- Murphy, M. C., Fox, E. A. Anterograde tracing method using DiI to label vagal innervation of the embryonic and early postnatal mouse gastrointestinal tract. Journal of Neuroscience Methods. 163, 213-225 (2007).
- Helms, A. W., Abney, A. L., Ben-Arie, N., Zoghbi, H. Y., Johnson, J. E. Autoregulation and multiple enhancers control Math1 expression in the developing nervous system. Development. 127, 1185-1196 (2000).
- Li, X., Lufkin, T. Cre recombinase expression in the floorplate, notochord and gut epithelium in transgenic embryos driven by the Hoxa-1 enhancer III. Genesis. 26, 121-122 (2000).

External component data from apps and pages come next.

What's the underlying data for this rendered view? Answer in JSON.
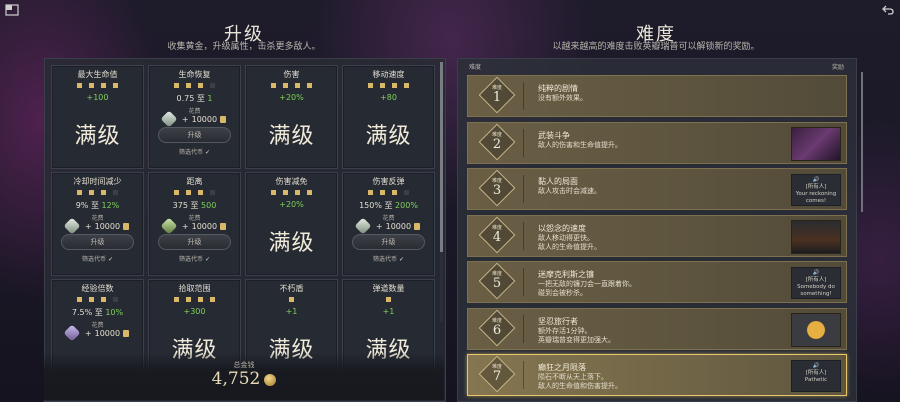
{
  "top_bar": {
    "left_icon": "window-icon",
    "right_icon": "back-arrow-icon"
  },
  "upgrade": {
    "title": "升级",
    "subtitle": "收集黄金，升级属性，击杀更多敌人。",
    "cards": [
      {
        "name": "最大生命值",
        "pips": [
          1,
          1,
          1,
          1
        ],
        "value": "+100",
        "max_label": "满级",
        "state": "max"
      },
      {
        "name": "生命恢复",
        "pips": [
          1,
          1,
          1,
          0
        ],
        "value_parts": [
          "0.75",
          "至",
          "1"
        ],
        "cost_label": "花费",
        "cost": "10000",
        "gem": "white",
        "button": "升级",
        "filter": "筛选代币",
        "state": "upgrade"
      },
      {
        "name": "伤害",
        "pips": [
          1,
          1,
          1,
          1
        ],
        "value": "+20%",
        "max_label": "满级",
        "state": "max"
      },
      {
        "name": "移动速度",
        "pips": [
          1,
          1,
          1,
          1
        ],
        "value": "+80",
        "max_label": "满级",
        "state": "max"
      },
      {
        "name": "冷却时间减少",
        "pips": [
          1,
          1,
          1,
          0
        ],
        "value_parts": [
          "9%",
          "至",
          "12%"
        ],
        "cost_label": "花费",
        "cost": "10000",
        "gem": "white",
        "button": "升级",
        "filter": "筛选代币",
        "state": "upgrade"
      },
      {
        "name": "距离",
        "pips": [
          1,
          1,
          1,
          0
        ],
        "value_parts": [
          "375",
          "至",
          "500"
        ],
        "cost_label": "花费",
        "cost": "10000",
        "gem": "green",
        "button": "升级",
        "filter": "筛选代币",
        "state": "upgrade"
      },
      {
        "name": "伤害减免",
        "pips": [
          1,
          1,
          1,
          1
        ],
        "value": "+20%",
        "max_label": "满级",
        "state": "max"
      },
      {
        "name": "伤害反弹",
        "pips": [
          1,
          1,
          1,
          0
        ],
        "value_parts": [
          "150%",
          "至",
          "200%"
        ],
        "cost_label": "花费",
        "cost": "10000",
        "gem": "white",
        "button": "升级",
        "filter": "筛选代币",
        "state": "upgrade"
      },
      {
        "name": "经验倍数",
        "pips": [
          1,
          1,
          1,
          0
        ],
        "value_parts": [
          "7.5%",
          "至",
          "10%"
        ],
        "cost_label": "花费",
        "cost": "10000",
        "gem": "purple",
        "state": "partial"
      },
      {
        "name": "拾取范围",
        "pips": [
          1,
          1,
          1,
          1
        ],
        "value": "+300",
        "max_label": "满级",
        "state": "max"
      },
      {
        "name": "不朽盾",
        "pips": [
          1
        ],
        "value": "+1",
        "max_label": "满级",
        "state": "max"
      },
      {
        "name": "弹道数量",
        "pips": [
          1
        ],
        "value": "+1",
        "max_label": "满级",
        "state": "max"
      }
    ],
    "gold_label": "总金钱",
    "gold_amount": "4,752"
  },
  "difficulty": {
    "title": "难度",
    "subtitle": "以越来越高的难度击败英瓣瑞普可以解锁新的奖励。",
    "col_left": "难度",
    "col_right": "奖励",
    "badge_label": "难度",
    "levels": [
      {
        "num": "1",
        "name": "纯粹的剧情",
        "desc": [
          "没有额外效果。"
        ],
        "reward": "none"
      },
      {
        "num": "2",
        "name": "武装斗争",
        "desc": [
          "敌人的伤害和生命值提升。"
        ],
        "reward": "image",
        "reward_icon": "hero-portrait-icon"
      },
      {
        "num": "3",
        "name": "黏人的局面",
        "desc": [
          "敌人攻击时会减速。"
        ],
        "reward": "voice",
        "voice_lines": [
          "[所有人]",
          "Your reckoning",
          "comes!"
        ]
      },
      {
        "num": "4",
        "name": "以怨念的速度",
        "desc": [
          "敌人移动得更快。",
          "敌人的生命值提升。"
        ],
        "reward": "image",
        "reward_icon": "hero-figure-icon"
      },
      {
        "num": "5",
        "name": "迷摩克利斯之镰",
        "desc": [
          "一把无敌的镰刀会一直跟着你。",
          "碰到会被秒杀。"
        ],
        "reward": "voice",
        "voice_lines": [
          "[所有人]",
          "Somebody do",
          "something!"
        ]
      },
      {
        "num": "6",
        "name": "坚忍旅行者",
        "desc": [
          "额外存活1分钟。",
          "英瓣瑞普变得更加强大。"
        ],
        "reward": "image",
        "reward_icon": "duck-emblem-icon"
      },
      {
        "num": "7",
        "name": "癫狂之月陨落",
        "desc": [
          "陨石不断从天上落下。",
          "敌人的生命值和伤害提升。"
        ],
        "reward": "voice",
        "voice_lines": [
          "[所有人]",
          "Pathetic"
        ],
        "selected": true
      }
    ]
  }
}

- Mauti, O., Baeriswyl, T., Stoeckli, E. T. G. ene Silencing by Injection and Electroporation of dsRNA in Avian Embryos. Cold Spring Harbor Protocols. , (2008).
- Krull, C. E. A primer on using in ovo electroporation to analyze gene function. Developmental Dynamics. 229, 433-439 (2004).
- Cullen, B. R. Enhancing and confirming the specificity of RNAi experiments. Nature Methods. 3, 677-681 (2006).